Review: The Alamo Movie Tie-In Novelization

Review: The Alamo Movie Tie-In Novelization

A look at Frank Thompson's novelization of the 2004 movie

The Alamo.  Who has not heard of the epic, 13-day siege and tragic final assault by Antonio Lopze de Santa Anna’s army on the fort which had the fabled trio of William Travis, David Crockett, and Jim Bowie amongst its defenders?  Who cannot think of it and Texas in the same thought?

Many books and films have been devoted to it, which comes as no surprise considering the saga’s place in the pages of history.

In 2004 Touchstone Pictures released The Alamo, a film not related to the John Wayne title of the same name which valiantly tried to tell the story with more focus on historical accuracy but floundered on a tepid script and bad editing choices, which was a pity, as Billy Bob Thornton put in a fine performance as Davy Crockett, whose legend stands in equal stature with the place he died in.

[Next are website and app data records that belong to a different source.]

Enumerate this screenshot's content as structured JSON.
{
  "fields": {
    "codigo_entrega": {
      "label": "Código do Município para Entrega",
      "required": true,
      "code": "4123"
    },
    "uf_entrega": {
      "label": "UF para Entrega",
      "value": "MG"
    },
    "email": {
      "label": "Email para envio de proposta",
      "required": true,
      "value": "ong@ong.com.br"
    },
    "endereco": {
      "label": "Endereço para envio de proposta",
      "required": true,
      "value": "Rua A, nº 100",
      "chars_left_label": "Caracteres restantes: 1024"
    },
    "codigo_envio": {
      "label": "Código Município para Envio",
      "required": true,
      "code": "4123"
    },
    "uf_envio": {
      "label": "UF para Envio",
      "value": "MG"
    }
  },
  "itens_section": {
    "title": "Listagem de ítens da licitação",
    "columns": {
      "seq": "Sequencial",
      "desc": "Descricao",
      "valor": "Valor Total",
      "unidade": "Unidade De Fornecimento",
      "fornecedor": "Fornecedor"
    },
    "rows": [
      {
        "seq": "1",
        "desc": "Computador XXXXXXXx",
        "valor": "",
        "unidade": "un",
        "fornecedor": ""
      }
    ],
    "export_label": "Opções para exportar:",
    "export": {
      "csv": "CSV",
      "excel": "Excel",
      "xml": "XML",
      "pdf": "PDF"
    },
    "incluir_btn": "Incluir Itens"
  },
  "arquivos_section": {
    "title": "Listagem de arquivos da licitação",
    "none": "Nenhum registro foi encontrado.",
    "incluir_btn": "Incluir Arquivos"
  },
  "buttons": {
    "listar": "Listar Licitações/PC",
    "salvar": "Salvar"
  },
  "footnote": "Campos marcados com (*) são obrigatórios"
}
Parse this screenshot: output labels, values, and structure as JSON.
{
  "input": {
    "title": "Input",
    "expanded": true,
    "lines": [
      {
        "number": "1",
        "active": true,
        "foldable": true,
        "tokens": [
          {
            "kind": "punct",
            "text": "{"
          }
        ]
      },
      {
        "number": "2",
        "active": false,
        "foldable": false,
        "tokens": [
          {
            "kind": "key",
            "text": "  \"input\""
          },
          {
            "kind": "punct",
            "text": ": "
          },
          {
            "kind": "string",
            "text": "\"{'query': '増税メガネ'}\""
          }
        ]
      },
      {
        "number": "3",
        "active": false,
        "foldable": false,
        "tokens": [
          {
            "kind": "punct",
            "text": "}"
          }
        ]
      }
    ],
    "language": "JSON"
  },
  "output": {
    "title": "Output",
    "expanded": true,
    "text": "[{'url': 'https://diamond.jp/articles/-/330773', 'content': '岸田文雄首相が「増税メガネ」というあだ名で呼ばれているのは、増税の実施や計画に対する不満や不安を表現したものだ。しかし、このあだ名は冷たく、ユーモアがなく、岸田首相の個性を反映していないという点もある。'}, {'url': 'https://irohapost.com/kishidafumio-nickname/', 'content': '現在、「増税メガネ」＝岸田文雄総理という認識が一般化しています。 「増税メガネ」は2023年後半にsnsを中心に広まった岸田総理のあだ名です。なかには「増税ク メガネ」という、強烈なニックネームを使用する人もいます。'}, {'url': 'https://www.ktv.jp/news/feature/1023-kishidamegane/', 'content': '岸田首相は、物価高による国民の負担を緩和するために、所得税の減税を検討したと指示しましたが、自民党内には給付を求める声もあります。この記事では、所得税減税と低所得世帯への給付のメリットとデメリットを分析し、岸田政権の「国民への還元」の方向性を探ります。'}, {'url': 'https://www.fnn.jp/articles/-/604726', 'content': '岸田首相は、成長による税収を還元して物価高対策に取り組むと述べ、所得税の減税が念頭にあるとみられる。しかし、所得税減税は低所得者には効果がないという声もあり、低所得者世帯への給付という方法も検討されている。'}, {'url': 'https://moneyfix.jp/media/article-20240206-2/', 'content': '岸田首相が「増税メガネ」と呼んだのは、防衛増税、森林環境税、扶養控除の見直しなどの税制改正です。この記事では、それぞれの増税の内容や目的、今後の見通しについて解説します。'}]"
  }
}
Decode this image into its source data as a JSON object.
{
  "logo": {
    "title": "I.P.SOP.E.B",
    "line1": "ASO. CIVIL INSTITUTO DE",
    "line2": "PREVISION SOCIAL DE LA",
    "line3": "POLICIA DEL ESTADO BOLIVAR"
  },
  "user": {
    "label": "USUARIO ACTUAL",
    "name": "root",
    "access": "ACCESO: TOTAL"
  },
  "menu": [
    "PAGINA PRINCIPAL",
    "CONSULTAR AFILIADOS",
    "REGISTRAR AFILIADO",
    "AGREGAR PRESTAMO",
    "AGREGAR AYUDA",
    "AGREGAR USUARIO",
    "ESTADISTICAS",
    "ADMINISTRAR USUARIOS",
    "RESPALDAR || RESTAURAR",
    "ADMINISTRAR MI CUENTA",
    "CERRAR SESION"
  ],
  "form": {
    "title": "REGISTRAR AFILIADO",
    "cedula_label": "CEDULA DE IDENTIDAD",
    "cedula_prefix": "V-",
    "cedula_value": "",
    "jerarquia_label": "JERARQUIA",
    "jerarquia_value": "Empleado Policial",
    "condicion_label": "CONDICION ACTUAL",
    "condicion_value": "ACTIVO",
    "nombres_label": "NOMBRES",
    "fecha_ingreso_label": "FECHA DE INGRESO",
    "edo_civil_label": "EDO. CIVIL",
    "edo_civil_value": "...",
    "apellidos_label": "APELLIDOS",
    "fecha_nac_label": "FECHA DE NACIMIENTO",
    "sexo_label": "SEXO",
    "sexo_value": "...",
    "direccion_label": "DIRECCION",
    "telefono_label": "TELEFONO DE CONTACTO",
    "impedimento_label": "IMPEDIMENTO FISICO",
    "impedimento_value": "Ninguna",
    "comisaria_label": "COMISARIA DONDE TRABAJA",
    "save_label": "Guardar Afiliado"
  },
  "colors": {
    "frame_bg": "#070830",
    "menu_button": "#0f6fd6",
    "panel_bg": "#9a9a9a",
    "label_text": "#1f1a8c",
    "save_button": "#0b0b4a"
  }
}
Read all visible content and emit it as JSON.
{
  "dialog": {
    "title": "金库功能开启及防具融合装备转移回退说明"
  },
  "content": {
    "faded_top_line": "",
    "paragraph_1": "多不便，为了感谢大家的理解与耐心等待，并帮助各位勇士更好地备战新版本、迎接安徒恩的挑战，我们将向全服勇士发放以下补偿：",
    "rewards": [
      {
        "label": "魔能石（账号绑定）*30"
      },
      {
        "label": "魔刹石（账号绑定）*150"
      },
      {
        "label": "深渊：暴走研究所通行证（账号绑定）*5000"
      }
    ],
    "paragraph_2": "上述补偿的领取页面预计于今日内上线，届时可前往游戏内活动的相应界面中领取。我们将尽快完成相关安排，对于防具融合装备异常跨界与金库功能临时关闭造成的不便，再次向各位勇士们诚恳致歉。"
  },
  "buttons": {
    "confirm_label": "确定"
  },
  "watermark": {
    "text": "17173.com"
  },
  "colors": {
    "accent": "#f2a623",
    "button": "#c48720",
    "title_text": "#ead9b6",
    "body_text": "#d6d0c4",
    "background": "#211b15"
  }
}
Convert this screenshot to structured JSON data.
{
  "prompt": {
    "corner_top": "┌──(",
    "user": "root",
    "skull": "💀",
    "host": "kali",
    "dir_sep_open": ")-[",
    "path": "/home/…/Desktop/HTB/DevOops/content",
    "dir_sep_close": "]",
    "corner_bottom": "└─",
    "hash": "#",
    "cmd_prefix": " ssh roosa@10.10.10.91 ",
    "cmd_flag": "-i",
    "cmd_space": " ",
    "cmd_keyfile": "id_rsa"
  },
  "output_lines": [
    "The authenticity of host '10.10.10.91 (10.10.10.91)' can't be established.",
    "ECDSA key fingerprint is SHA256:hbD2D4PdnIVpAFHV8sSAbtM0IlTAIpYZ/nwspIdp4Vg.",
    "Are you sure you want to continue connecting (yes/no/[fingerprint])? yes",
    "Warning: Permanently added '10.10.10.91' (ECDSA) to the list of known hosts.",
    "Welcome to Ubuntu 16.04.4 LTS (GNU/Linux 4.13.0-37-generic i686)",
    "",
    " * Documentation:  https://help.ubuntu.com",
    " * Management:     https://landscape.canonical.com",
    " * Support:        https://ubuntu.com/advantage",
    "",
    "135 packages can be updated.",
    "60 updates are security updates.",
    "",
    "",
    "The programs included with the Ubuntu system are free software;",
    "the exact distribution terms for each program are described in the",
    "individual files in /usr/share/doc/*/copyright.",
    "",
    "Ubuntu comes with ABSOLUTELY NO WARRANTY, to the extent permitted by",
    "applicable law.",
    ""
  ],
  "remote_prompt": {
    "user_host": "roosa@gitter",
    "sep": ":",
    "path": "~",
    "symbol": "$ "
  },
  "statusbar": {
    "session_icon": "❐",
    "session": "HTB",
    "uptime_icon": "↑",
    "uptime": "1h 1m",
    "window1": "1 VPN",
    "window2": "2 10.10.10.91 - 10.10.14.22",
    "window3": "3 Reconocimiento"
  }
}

Frank Thompson’s novelization begins in Washington, D.C., during the last year Davy was a Congressman and goes from there to the start of the Texas Revolution at Gonzales, Texas, through the capture of San Antonio by Jim Bowie’s Texans, to the fatal siege and fall of the Alamo, and then continues with the capture and mass killing of most of Colonel James W. Fannin’s men at Goliad and then finally we get to the revenge at San Jacinto and Santa Anna’s capture.

Interspersed among these big events are scenes of bickering amongst the Texan government, confrontations (and then conversations) between Jim Bowie and William Travis (the former in a bar, the latter on his sick bed), Sam Houston’s sojourn among the Cherokees (where his romance with a Cherokee woman is touched on, but his striking a deal with the tribe not to side with Santa Anna is not), a speech by Travis to his men which, sad to say, does not include his famous “line in the dirt” or Moses Rose’s subsequent escape, apparently due to historical opinion that neither took place.

Thompson’s characters are a mix of factual and fictional ones, and the latter draws a complaint: as a kind of “in joke” Thompson names some of them after noted Alamo scholars such as Bill Groneman, who gets a soldier named “Groneman” in his honor who gets a line right before the Goliad tragedy begins to unfold.  Such “winks” jarred me out of the novel, and did not help the already “so-so” marks I was giving it.

What is more, character development mirrors the movie script precisely: zero.  Indeed, the novelization (and film sans Thornton’s performance) has a “phoned-in” feel to its limp narrative.

In essence, this novelization of the 2004 film is not worth a read. So much so, I recently gave my copy to the local country library.